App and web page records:
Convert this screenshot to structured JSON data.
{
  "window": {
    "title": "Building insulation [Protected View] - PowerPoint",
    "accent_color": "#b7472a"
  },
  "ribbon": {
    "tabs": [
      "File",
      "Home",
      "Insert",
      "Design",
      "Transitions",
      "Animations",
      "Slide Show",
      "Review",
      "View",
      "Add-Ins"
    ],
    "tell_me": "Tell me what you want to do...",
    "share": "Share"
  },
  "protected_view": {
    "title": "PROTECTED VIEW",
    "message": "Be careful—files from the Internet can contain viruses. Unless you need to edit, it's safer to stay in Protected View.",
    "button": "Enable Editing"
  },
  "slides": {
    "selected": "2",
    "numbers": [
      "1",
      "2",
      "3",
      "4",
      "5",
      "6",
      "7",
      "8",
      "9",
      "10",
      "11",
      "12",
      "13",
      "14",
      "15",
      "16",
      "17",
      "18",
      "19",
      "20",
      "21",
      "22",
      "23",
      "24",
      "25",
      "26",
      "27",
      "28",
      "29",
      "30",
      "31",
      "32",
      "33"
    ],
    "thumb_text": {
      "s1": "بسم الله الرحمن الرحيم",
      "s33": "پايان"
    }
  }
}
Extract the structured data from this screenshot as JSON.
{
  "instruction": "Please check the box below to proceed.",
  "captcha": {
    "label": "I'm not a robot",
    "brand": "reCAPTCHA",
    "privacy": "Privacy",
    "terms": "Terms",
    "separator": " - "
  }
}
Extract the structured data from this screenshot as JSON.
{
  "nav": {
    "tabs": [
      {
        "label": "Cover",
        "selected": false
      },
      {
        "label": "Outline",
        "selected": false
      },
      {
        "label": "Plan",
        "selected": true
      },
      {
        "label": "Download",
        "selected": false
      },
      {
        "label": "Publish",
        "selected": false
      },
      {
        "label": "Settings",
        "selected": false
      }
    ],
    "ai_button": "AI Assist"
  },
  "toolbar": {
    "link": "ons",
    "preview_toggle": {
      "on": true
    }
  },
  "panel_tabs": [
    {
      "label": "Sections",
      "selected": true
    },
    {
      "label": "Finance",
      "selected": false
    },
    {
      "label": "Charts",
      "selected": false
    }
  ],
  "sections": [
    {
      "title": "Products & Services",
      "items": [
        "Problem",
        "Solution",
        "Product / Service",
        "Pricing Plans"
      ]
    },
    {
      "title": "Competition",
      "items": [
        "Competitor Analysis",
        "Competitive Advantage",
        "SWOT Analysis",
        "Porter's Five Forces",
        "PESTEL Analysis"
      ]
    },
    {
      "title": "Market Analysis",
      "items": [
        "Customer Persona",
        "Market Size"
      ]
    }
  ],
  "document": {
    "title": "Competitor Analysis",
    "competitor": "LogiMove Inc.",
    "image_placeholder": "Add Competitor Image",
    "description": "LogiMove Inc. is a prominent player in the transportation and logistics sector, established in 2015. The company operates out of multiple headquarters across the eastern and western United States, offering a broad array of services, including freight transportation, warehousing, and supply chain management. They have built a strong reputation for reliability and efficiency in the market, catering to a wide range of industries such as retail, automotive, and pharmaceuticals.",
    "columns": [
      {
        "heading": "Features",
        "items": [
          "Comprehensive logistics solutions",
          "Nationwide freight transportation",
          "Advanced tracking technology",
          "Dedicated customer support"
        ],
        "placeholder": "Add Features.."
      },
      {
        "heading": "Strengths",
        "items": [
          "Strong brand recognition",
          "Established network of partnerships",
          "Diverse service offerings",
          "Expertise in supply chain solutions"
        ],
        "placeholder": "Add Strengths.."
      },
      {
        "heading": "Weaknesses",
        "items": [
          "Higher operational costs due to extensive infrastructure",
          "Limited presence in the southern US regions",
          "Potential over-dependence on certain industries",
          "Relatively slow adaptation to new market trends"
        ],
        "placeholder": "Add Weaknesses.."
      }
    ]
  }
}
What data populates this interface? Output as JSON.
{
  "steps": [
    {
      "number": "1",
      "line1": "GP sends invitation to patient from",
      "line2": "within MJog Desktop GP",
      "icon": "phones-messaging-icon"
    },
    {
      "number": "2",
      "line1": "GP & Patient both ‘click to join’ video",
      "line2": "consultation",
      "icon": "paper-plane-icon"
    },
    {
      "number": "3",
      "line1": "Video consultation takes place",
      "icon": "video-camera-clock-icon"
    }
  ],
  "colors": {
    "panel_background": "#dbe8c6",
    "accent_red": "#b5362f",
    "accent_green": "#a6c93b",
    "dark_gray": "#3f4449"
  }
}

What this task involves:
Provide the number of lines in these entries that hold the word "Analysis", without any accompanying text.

Task output:
5